And that burns me so much, because the retail price on this book is SIXTY-FIVE DOLLARS. Yes, that's right, $63.99 for a book that consists almost entirely of copied textfiles from websites with reprints of the first paragraph of each textfile. How dare he. How low can a person go. Do you see what I mean about irrational anger?

If you look at the Amazon page for this book, you'll see, incredibly, that this $65 book of mostly reprinted textfiles has over TWENTY FIVE-STAR REVIEWS, making its average rating five stars. Most of the ratings came in within a three-day period. Now, I'm never one to accuse anyone of vote stuffing, but some of the reviews are beyond belief. It's nice to have friends.
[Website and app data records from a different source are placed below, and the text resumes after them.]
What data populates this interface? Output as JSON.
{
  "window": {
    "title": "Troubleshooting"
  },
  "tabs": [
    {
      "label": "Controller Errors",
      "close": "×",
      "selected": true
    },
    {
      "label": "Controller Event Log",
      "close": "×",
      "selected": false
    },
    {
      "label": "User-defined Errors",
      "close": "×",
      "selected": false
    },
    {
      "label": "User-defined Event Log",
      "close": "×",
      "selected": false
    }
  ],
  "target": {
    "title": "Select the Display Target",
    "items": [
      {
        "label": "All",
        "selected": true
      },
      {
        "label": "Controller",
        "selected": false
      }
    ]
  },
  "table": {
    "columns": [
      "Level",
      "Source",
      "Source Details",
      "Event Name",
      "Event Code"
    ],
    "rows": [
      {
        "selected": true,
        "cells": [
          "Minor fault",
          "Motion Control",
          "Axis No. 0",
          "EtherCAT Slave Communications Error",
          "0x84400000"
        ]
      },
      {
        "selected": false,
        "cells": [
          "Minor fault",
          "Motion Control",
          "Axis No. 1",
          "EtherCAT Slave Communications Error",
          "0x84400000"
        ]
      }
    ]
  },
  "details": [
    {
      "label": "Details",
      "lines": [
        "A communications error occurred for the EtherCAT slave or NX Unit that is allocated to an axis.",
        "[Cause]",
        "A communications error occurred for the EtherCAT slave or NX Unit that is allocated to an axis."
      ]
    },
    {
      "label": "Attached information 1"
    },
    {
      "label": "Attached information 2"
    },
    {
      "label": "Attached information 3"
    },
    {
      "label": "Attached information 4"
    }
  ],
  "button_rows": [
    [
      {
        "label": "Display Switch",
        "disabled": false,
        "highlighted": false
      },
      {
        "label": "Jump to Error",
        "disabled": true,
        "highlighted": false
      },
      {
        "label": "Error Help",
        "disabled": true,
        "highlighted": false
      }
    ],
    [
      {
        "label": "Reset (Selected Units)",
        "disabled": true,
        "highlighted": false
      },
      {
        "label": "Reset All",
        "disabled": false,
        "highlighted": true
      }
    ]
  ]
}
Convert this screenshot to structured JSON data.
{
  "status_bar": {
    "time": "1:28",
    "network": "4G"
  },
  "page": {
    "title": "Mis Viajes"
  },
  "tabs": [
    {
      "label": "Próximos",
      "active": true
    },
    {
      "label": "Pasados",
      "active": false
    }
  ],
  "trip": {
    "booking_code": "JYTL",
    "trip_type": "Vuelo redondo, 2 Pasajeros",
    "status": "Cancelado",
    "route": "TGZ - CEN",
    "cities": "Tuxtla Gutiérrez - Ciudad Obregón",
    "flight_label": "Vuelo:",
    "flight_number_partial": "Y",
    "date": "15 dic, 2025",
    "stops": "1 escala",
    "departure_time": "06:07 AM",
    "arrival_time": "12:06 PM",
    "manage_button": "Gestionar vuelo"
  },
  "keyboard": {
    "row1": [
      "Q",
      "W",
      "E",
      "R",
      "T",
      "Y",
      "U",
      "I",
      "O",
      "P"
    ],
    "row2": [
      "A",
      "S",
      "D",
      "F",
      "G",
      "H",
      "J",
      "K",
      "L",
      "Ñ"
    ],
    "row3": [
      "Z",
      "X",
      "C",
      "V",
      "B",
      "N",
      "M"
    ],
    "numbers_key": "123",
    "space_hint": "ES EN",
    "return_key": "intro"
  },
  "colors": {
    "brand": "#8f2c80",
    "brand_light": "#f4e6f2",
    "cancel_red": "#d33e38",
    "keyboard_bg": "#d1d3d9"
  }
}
Why should you care? Why does this matter? Well, as someone who wrote textfiles in the past, I know I would be very sad if someone was taking my writing and trying to yank massive (non-production-cost) profit out of it. I doubt I'd sue, but I'd be pretty inclined to contact the publisher Wiley and Sons and ask them why your files were put onto a book that's sold on their website. Maybe you should request your file be removed. Maybe you should wonder why your work is being used to sell such an expensive book.

Where do I get off, do you ask? Well, has never charged for the files on the site, and I do my best to make these files available to you in compressed archives, so you can take as much of the site as possible for free. I want these files apread far and wide; I want them saved. I don't convert the files into HTML, I don't make them couched in ads, I don't have popups or banners or anything like that. I DEFINITELY don't "brand" the files with my own logos or text. I lose money on this site. And I don't mind at all.

The big test, of course, was when I loaded the textfiles from the CD onto my workshop machine and ran checks of them against the current collection. Well, guess what. I'm getting 90 percent matches, many times getting the same NAME AND SIZE OF THE FILES. Many of these files were named by me either years ago or rather recently. There's very little doubt that these files passed through my hands before Mr. Chirillo grabbed them. And that makes me so sad, so angry.

But I appreciate you took the time to listen.

Jason Scott
January 31, 2002